→ Required action:
Find the word "CYCLONE" in the records below. List each line containing it.

→ Extracted records:
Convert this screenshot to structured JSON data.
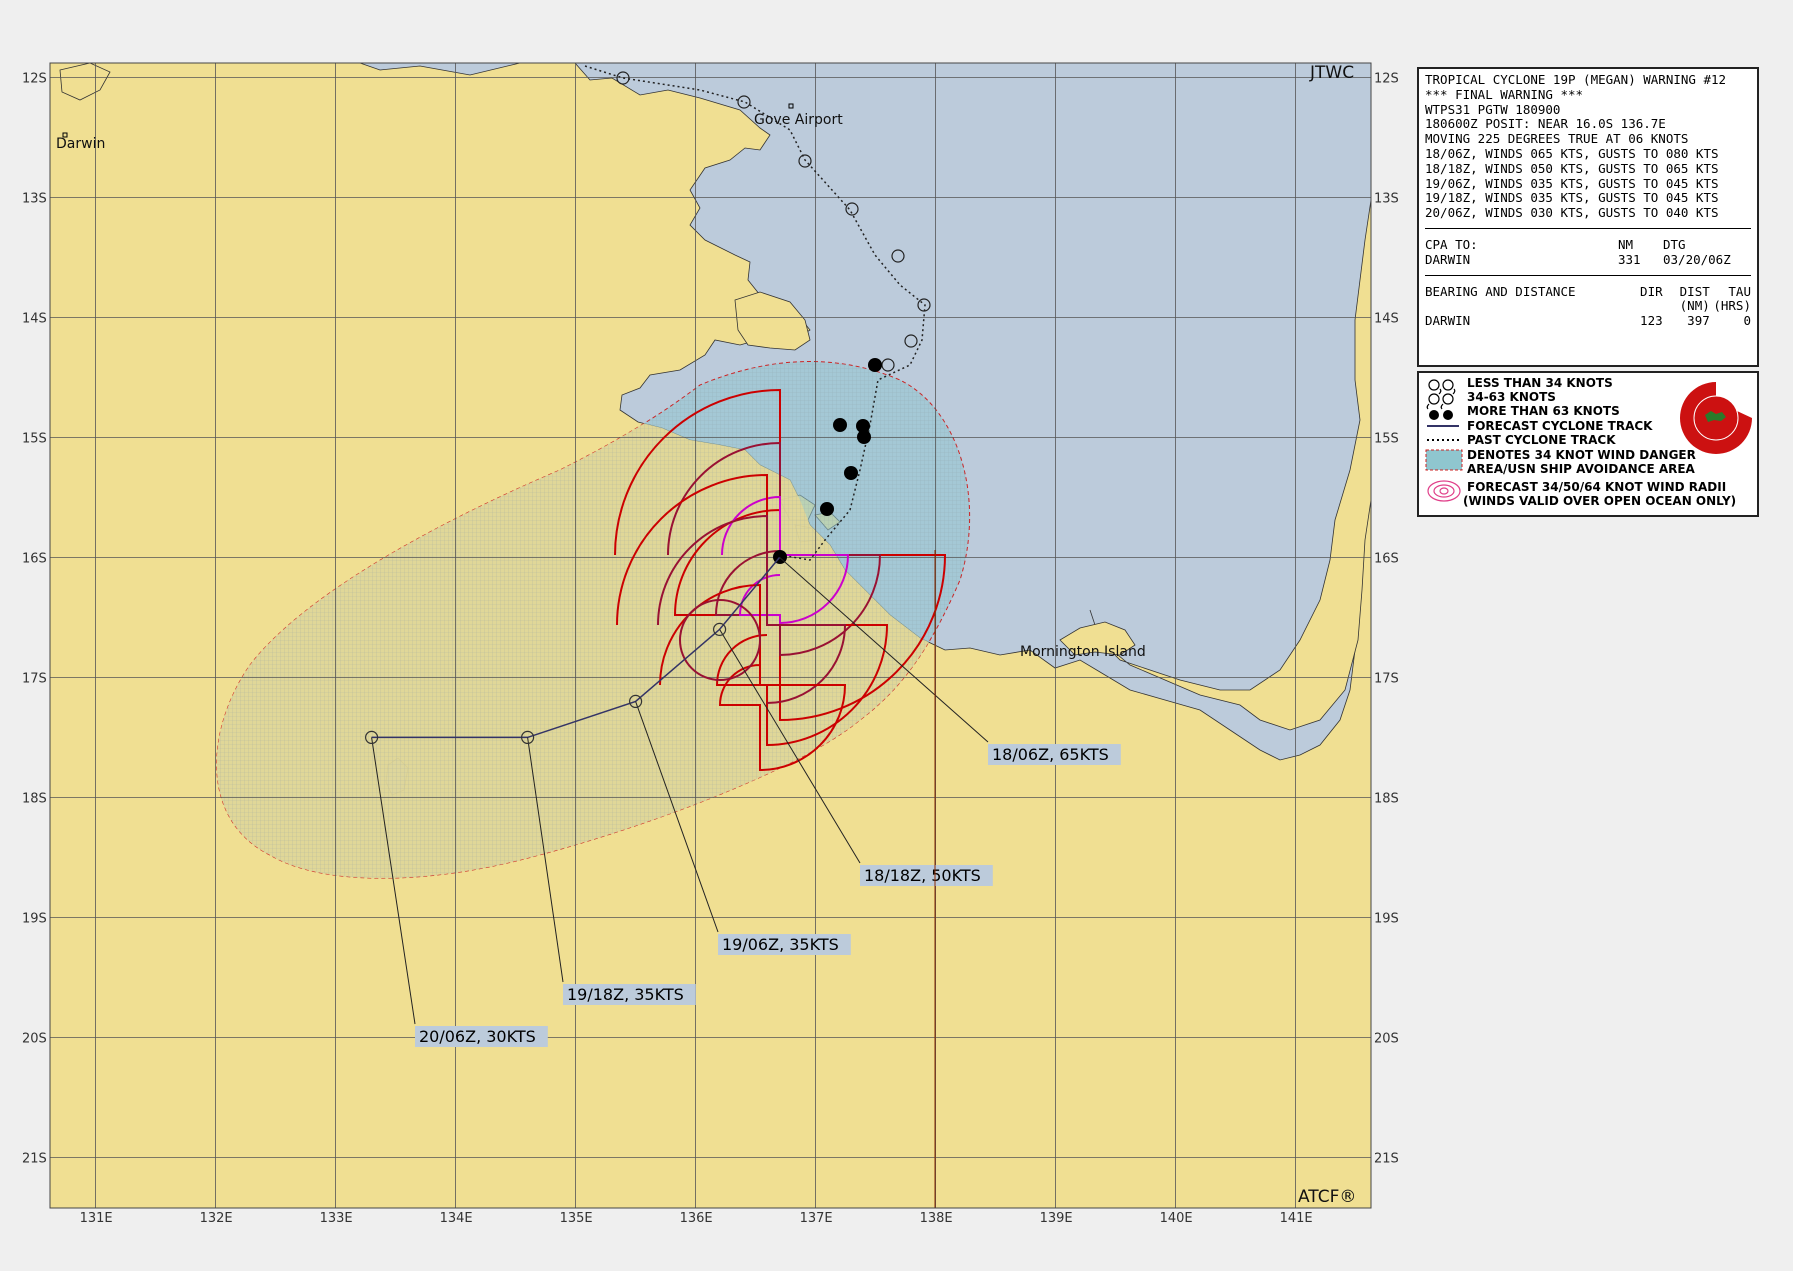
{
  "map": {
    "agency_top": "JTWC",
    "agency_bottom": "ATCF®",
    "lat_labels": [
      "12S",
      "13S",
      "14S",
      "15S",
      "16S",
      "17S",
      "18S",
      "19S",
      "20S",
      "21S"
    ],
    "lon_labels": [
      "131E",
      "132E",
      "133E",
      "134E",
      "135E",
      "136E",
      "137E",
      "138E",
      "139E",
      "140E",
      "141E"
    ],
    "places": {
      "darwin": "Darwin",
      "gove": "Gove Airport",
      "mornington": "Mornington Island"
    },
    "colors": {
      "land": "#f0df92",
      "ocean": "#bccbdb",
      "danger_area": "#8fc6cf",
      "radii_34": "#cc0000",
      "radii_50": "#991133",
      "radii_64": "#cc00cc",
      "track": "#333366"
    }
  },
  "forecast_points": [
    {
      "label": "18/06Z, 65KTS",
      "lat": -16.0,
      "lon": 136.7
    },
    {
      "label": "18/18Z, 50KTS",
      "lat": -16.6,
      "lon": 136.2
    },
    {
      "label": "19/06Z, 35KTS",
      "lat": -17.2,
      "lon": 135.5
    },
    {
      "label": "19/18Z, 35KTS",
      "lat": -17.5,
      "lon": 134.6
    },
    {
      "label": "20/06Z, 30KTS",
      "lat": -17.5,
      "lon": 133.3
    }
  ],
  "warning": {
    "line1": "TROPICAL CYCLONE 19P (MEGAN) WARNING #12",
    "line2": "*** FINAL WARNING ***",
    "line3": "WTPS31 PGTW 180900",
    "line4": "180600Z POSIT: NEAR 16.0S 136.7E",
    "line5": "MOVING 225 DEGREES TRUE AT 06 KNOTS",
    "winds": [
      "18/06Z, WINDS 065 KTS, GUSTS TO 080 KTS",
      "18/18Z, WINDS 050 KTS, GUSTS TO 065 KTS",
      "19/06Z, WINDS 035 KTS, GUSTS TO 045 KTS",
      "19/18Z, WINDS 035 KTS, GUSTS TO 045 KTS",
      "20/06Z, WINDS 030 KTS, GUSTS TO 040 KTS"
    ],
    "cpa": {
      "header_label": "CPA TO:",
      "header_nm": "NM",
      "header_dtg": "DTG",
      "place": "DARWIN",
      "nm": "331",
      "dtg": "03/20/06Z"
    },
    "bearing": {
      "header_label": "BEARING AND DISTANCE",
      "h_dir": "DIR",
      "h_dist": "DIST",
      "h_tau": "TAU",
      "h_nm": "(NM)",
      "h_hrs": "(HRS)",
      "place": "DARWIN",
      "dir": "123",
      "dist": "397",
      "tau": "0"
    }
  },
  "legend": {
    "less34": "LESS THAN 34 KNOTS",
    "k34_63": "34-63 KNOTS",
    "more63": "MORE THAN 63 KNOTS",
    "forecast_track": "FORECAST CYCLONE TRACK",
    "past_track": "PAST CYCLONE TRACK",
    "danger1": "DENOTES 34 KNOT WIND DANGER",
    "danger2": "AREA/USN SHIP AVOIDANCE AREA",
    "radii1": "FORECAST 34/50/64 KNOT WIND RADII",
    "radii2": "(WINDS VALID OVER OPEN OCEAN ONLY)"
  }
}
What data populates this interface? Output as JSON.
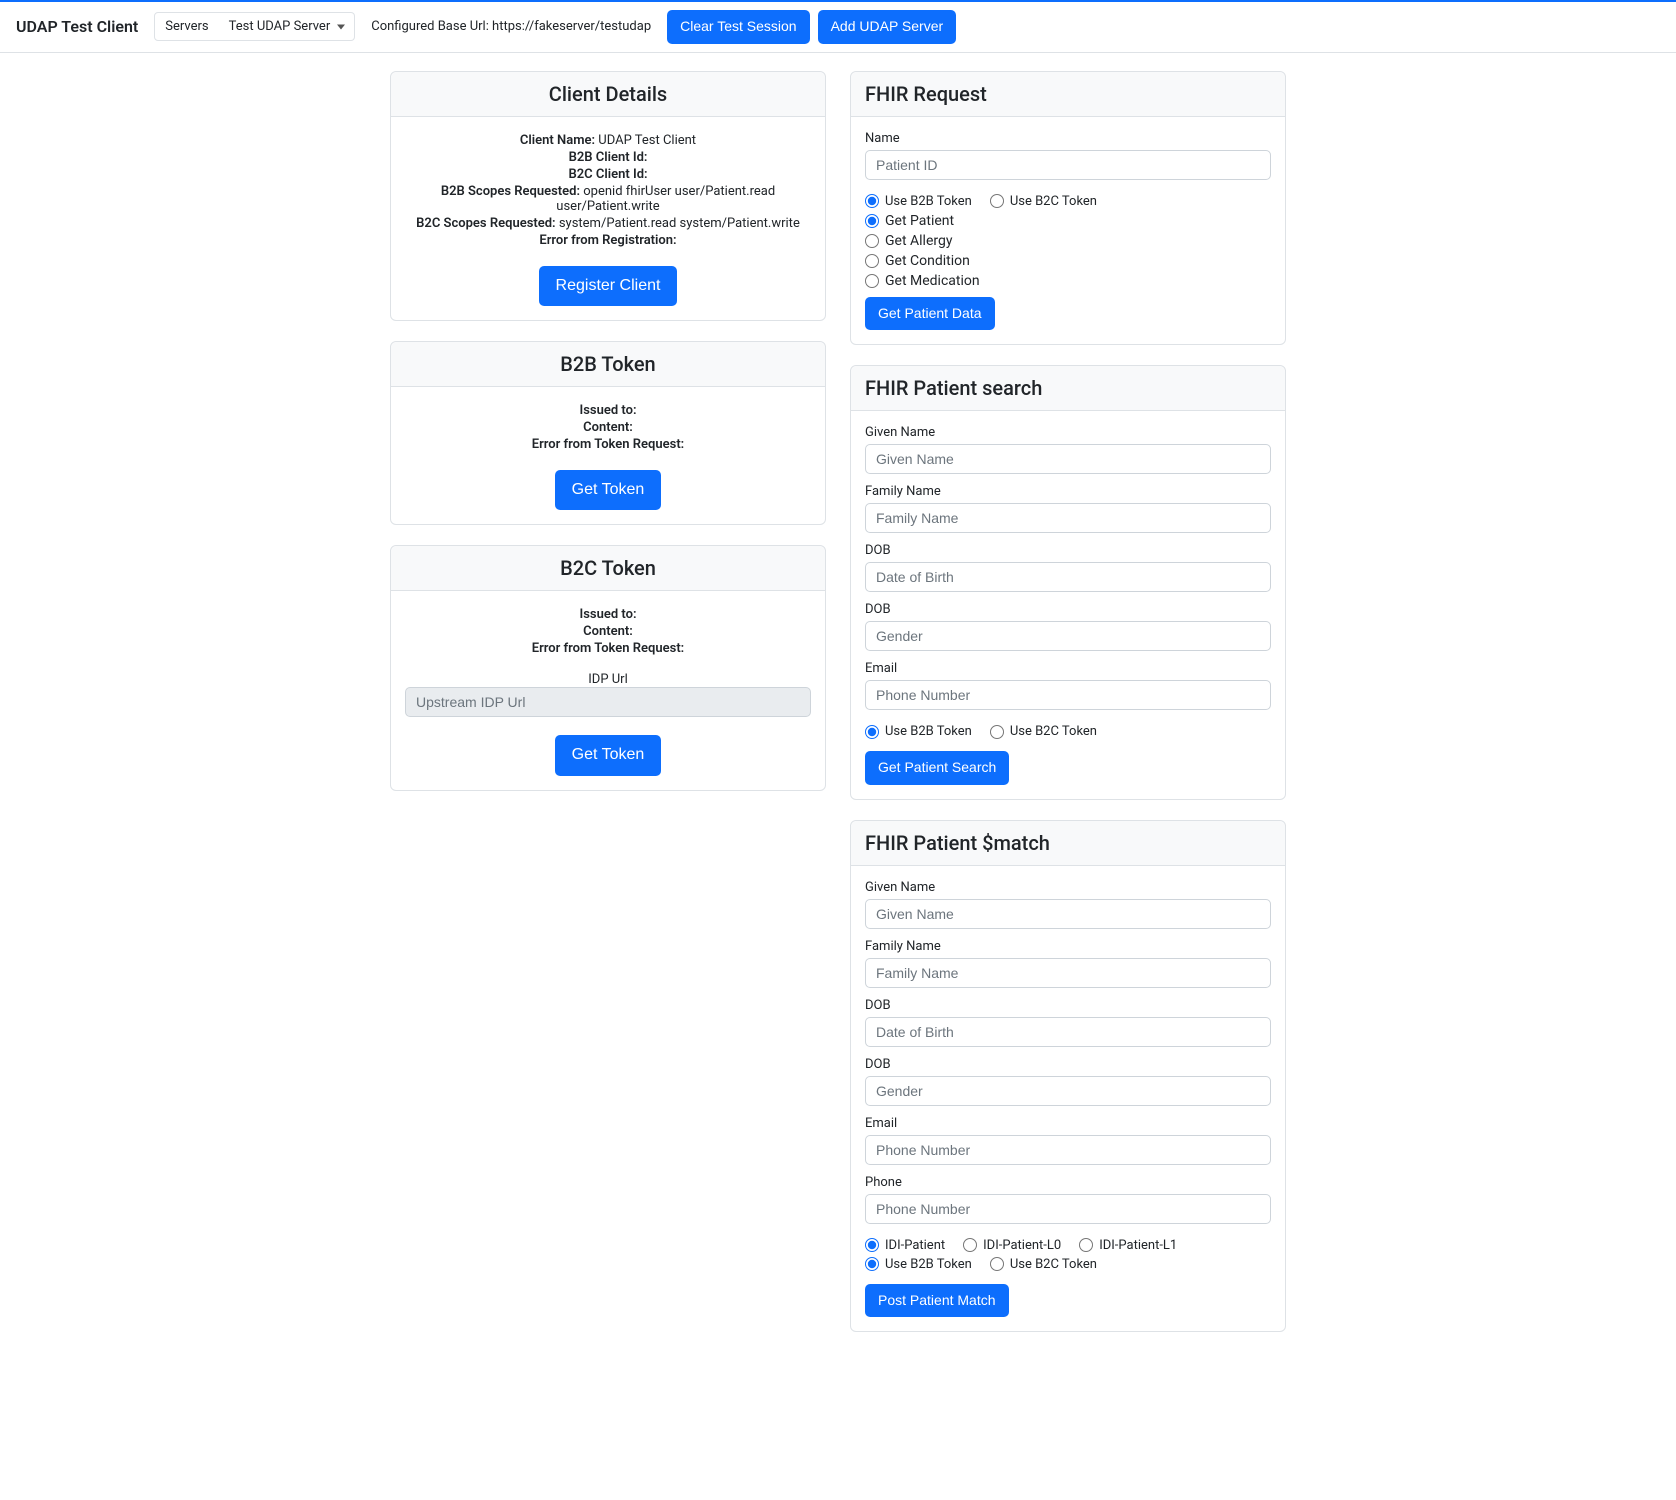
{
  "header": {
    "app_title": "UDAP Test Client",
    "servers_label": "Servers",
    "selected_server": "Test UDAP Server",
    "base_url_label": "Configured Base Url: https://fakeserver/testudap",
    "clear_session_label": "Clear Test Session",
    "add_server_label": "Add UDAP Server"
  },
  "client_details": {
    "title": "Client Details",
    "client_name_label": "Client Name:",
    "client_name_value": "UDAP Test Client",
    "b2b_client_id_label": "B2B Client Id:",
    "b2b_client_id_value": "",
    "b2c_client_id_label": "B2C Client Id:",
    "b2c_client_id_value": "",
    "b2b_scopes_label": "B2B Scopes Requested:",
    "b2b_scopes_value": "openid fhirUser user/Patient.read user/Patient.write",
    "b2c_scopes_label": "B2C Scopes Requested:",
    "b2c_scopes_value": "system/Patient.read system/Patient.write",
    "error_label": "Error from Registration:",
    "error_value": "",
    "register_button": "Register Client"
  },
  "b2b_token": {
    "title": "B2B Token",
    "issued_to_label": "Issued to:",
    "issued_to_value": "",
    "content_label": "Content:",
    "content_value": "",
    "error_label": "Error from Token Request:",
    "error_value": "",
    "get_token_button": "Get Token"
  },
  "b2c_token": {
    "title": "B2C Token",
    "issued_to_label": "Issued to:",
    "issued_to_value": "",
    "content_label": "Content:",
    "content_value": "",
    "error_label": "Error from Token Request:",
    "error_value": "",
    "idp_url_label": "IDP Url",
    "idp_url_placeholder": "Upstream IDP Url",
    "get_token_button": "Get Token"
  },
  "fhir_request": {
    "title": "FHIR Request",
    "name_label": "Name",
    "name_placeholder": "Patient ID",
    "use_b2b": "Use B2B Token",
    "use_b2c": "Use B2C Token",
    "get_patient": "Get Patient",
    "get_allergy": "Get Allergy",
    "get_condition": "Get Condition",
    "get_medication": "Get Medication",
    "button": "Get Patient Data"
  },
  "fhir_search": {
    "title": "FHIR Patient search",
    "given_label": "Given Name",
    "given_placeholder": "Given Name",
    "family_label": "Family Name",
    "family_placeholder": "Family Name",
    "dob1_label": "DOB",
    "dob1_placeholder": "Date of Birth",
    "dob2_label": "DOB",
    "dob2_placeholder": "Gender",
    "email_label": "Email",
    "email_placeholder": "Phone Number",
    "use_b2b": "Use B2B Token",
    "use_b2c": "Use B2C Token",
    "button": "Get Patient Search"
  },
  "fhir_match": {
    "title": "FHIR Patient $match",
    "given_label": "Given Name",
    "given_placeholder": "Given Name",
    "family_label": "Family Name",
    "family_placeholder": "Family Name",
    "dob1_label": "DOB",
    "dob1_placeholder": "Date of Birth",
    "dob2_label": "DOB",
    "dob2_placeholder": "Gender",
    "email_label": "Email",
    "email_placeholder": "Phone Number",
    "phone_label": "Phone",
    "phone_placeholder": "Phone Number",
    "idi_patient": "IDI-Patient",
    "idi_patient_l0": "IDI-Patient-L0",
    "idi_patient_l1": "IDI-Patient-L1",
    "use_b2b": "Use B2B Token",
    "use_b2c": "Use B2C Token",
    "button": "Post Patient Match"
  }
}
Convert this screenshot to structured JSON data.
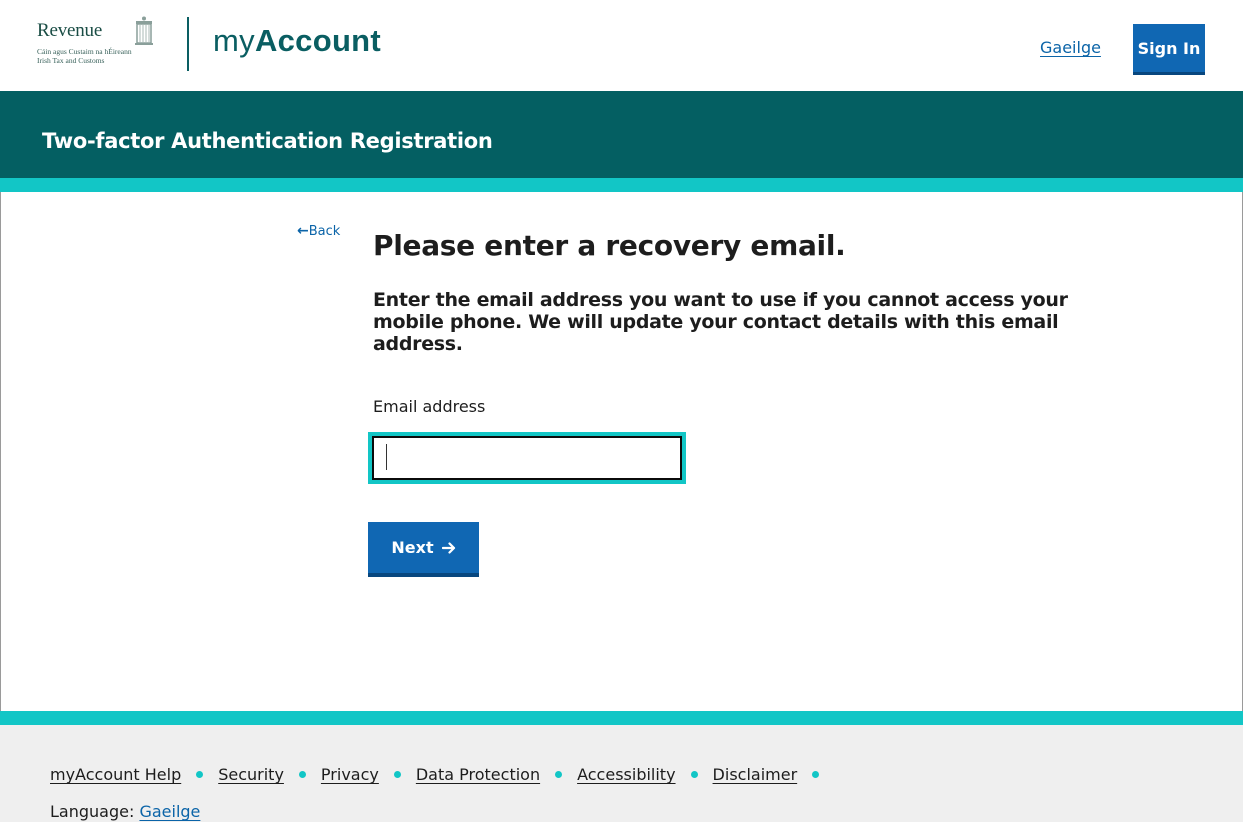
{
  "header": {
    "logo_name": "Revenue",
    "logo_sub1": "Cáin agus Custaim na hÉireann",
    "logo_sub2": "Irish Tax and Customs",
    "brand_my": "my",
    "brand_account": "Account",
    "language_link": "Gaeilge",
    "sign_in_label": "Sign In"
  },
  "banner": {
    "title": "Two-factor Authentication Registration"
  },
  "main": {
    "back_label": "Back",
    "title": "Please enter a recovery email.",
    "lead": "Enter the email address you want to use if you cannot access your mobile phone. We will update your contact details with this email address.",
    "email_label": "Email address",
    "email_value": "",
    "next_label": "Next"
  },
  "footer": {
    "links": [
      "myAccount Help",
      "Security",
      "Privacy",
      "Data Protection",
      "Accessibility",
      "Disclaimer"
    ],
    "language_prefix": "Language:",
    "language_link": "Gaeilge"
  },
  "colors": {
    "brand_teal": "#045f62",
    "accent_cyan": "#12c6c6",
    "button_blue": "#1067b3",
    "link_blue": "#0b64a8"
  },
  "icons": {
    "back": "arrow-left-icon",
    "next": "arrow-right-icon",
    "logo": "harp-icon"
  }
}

→ Response:
    "line1": "TROPICAL CYCLONE 19P (MEGAN) WARNING #12",
    "forecast_track": "FORECAST CYCLONE TRACK",
    "past_track": "PAST CYCLONE TRACK",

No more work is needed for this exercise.